▶ _Source material_:

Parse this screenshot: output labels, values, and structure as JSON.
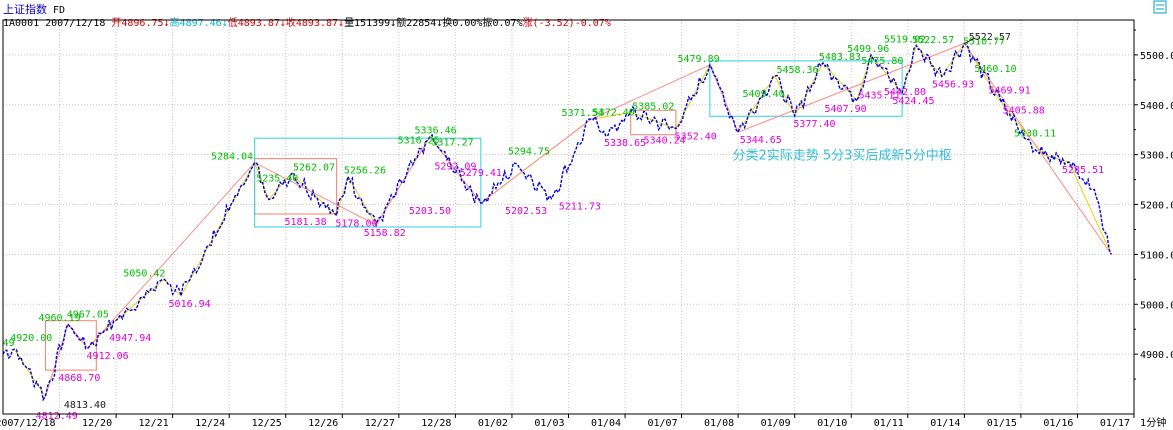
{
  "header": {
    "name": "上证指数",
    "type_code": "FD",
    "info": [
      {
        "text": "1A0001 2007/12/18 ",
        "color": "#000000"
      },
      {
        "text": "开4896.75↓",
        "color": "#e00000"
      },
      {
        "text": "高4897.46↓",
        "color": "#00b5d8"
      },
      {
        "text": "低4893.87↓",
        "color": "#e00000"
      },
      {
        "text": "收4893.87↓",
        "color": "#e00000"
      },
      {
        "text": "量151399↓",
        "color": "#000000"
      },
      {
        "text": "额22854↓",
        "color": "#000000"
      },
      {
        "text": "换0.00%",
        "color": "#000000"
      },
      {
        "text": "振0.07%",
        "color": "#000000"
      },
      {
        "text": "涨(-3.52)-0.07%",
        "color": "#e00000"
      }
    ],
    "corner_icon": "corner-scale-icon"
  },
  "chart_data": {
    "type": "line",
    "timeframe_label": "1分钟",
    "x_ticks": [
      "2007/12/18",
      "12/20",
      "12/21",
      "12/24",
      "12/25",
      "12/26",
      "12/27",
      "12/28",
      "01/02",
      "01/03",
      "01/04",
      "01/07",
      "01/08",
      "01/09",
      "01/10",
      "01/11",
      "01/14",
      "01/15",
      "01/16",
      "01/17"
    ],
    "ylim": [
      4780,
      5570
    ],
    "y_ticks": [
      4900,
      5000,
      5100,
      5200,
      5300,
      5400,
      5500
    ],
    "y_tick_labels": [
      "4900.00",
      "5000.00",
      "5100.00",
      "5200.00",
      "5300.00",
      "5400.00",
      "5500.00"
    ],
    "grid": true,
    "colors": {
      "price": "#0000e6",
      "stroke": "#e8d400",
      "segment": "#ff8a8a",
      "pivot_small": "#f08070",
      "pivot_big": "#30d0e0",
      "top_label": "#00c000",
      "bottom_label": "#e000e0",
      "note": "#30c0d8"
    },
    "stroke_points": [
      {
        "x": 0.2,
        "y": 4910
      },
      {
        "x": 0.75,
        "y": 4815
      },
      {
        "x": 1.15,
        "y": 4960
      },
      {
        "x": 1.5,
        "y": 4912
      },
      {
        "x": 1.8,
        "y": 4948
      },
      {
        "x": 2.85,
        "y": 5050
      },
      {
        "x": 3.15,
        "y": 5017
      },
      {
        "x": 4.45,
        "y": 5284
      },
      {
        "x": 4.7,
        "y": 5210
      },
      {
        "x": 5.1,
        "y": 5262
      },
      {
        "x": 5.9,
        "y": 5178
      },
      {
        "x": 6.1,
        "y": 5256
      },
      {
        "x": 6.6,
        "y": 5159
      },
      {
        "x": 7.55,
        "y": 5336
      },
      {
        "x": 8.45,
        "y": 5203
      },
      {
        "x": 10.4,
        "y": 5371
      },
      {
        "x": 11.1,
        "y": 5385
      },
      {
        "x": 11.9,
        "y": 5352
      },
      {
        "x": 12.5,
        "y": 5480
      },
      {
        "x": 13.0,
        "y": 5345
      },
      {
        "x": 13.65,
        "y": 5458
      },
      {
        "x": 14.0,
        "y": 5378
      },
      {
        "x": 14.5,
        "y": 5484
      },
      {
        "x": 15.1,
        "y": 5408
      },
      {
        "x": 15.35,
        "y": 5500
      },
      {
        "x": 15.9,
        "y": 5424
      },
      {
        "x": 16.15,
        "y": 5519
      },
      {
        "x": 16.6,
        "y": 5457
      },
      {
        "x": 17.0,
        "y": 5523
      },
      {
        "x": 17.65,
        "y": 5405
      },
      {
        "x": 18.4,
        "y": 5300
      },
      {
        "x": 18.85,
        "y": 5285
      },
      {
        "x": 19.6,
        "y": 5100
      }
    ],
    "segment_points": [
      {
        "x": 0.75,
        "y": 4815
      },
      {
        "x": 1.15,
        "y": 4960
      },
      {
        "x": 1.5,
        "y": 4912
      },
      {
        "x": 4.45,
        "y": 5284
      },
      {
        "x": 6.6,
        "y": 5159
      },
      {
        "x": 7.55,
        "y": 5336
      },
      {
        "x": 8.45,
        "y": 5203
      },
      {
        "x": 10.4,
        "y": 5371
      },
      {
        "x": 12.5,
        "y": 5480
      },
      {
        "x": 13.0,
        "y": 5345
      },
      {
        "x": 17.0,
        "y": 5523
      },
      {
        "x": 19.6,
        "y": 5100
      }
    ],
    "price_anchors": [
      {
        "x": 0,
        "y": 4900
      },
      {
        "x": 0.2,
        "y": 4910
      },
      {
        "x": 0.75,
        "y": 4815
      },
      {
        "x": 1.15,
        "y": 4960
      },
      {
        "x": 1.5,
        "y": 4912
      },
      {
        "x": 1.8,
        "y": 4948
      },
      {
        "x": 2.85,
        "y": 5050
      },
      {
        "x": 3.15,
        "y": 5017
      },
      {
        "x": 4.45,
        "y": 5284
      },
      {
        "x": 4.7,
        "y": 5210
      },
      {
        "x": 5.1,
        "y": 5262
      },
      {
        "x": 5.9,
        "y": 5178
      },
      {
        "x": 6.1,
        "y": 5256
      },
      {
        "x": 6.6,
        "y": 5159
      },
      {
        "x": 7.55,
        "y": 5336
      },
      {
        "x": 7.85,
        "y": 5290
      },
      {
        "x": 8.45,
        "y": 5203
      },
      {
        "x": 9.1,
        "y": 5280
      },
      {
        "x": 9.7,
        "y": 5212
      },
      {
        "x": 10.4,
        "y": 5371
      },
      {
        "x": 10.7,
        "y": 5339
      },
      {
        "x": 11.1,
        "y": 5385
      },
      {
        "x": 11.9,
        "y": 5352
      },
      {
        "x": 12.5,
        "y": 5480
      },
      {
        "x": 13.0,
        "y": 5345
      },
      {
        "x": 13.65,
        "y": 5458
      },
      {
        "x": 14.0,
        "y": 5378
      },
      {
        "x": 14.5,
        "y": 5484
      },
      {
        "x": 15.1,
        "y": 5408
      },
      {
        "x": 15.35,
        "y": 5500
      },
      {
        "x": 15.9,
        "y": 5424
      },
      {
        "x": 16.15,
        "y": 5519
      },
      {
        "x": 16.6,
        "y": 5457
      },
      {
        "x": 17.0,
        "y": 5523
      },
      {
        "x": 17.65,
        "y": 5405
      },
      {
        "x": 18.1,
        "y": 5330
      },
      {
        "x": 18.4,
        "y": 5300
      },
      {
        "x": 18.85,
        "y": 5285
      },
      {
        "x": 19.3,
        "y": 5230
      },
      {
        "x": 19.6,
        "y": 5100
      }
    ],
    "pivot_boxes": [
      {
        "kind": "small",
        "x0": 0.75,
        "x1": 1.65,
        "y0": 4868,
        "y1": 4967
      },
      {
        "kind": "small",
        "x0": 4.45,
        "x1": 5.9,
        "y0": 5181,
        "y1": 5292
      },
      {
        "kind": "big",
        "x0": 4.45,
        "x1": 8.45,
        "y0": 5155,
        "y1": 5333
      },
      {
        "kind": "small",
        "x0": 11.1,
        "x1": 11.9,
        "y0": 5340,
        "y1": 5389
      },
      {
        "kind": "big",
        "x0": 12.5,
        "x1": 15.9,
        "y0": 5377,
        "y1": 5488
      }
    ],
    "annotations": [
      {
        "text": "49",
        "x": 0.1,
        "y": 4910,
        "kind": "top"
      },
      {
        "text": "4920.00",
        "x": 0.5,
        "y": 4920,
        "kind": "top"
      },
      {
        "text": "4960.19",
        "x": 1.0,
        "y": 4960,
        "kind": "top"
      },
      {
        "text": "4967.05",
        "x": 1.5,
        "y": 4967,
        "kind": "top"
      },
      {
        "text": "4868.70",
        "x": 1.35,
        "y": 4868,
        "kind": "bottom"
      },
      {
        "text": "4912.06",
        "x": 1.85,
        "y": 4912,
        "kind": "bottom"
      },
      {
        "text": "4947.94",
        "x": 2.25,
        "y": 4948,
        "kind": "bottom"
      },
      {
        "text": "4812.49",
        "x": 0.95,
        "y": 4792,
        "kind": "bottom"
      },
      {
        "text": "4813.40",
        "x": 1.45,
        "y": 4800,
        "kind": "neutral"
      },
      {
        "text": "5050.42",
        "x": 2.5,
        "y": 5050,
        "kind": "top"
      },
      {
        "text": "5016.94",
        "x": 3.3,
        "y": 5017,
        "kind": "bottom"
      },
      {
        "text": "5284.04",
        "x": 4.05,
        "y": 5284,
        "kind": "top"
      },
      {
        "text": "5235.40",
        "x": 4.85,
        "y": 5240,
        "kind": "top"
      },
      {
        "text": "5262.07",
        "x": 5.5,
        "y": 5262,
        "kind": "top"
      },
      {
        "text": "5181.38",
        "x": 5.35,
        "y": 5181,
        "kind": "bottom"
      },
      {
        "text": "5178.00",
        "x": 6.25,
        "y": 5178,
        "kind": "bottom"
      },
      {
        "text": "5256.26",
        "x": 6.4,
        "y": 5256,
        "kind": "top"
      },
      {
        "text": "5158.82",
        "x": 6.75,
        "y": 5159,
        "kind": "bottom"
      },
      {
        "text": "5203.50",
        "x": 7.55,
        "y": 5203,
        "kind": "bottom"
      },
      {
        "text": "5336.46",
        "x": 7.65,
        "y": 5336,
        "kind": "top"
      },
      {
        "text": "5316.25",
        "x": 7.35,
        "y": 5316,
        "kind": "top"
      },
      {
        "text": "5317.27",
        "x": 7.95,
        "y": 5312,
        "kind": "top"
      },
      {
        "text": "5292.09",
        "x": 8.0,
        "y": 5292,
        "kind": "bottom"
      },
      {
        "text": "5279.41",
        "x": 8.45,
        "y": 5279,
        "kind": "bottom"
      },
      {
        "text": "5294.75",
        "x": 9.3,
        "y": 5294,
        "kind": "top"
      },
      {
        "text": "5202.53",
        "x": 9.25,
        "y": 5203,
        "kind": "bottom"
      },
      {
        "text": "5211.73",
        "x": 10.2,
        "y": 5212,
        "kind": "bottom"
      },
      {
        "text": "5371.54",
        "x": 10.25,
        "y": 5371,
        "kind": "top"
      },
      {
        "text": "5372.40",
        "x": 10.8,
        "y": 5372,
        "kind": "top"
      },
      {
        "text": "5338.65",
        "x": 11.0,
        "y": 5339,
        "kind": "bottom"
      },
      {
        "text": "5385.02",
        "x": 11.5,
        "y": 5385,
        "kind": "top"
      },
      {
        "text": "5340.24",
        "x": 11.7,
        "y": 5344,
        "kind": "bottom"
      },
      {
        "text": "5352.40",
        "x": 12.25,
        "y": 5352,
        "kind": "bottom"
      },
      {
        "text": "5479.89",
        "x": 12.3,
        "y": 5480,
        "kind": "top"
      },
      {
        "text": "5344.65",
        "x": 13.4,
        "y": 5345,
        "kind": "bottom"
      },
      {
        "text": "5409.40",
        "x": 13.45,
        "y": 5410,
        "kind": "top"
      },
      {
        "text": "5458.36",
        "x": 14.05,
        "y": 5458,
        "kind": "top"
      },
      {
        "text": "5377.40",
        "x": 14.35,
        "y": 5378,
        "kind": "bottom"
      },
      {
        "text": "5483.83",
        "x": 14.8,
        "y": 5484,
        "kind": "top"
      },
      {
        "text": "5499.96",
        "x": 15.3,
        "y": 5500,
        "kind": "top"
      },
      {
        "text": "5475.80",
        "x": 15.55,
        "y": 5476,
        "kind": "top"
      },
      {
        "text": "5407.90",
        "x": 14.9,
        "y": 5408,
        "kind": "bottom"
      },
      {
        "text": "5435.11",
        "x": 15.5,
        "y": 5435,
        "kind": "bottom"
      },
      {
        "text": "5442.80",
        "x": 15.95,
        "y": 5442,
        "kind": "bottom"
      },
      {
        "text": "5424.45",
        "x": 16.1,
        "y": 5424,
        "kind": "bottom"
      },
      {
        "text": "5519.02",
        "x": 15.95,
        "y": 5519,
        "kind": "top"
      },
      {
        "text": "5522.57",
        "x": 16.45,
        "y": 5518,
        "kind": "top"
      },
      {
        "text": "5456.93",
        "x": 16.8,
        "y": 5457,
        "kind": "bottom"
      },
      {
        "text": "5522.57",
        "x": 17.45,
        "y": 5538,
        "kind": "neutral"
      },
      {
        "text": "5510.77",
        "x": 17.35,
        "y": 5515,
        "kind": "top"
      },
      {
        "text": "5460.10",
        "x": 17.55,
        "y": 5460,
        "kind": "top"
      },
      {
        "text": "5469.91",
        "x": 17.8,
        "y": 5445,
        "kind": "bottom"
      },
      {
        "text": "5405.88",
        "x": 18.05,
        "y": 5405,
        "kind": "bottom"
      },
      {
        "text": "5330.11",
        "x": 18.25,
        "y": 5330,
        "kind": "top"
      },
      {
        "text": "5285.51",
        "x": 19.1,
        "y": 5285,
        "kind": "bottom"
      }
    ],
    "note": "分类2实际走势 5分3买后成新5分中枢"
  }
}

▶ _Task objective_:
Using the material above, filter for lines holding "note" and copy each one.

▶ _Answer_:
      "note": "#30c0d8"
    "note": "分类2实际走势 5分3买后成新5分中枢"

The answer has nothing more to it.